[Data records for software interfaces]
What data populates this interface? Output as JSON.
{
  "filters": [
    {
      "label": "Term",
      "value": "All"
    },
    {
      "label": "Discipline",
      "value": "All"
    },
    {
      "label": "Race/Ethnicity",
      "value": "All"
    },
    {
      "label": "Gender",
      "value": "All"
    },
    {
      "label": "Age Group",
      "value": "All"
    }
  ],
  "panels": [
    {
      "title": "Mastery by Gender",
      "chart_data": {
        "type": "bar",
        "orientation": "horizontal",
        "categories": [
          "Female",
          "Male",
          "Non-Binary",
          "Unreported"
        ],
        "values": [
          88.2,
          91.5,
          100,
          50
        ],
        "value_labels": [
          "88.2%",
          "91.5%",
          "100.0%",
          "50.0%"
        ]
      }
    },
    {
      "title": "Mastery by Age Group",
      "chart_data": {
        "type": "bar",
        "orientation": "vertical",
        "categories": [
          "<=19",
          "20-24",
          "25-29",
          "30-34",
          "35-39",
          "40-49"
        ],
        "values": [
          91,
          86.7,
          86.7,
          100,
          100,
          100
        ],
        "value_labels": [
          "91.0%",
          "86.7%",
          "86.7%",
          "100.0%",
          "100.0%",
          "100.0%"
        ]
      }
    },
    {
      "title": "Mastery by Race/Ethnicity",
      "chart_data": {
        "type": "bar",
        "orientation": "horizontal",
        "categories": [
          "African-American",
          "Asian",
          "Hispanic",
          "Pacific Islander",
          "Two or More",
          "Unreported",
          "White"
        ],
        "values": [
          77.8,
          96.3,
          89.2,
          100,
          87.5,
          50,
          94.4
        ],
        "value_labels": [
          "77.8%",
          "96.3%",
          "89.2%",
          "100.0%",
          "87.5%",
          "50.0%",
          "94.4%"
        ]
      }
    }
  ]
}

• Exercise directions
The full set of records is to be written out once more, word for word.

• Solution below
What data populates this interface? Output as JSON.
{
  "filters": [
    {
      "label": "Term",
      "value": "All"
    },
    {
      "label": "Discipline",
      "value": "All"
    },
    {
      "label": "Race/Ethnicity",
      "value": "All"
    },
    {
      "label": "Gender",
      "value": "All"
    },
    {
      "label": "Age Group",
      "value": "All"
    }
  ],
  "panels": [
    {
      "title": "Mastery by Gender",
      "chart_data": {
        "type": "bar",
        "orientation": "horizontal",
        "categories": [
          "Female",
          "Male",
          "Non-Binary",
          "Unreported"
        ],
        "values": [
          88.2,
          91.5,
          100,
          50
        ],
        "value_labels": [
          "88.2%",
          "91.5%",
          "100.0%",
          "50.0%"
        ]
      }
    },
    {
      "title": "Mastery by Age Group",
      "chart_data": {
        "type": "bar",
        "orientation": "vertical",
        "categories": [
          "<=19",
          "20-24",
          "25-29",
          "30-34",
          "35-39",
          "40-49"
        ],
        "values": [
          91,
          86.7,
          86.7,
          100,
          100,
          100
        ],
        "value_labels": [
          "91.0%",
          "86.7%",
          "86.7%",
          "100.0%",
          "100.0%",
          "100.0%"
        ]
      }
    },
    {
      "title": "Mastery by Race/Ethnicity",
      "chart_data": {
        "type": "bar",
        "orientation": "horizontal",
        "categories": [
          "African-American",
          "Asian",
          "Hispanic",
          "Pacific Islander",
          "Two or More",
          "Unreported",
          "White"
        ],
        "values": [
          77.8,
          96.3,
          89.2,
          100,
          87.5,
          50,
          94.4
        ],
        "value_labels": [
          "77.8%",
          "96.3%",
          "89.2%",
          "100.0%",
          "87.5%",
          "50.0%",
          "94.4%"
        ]
      }
    }
  ]
}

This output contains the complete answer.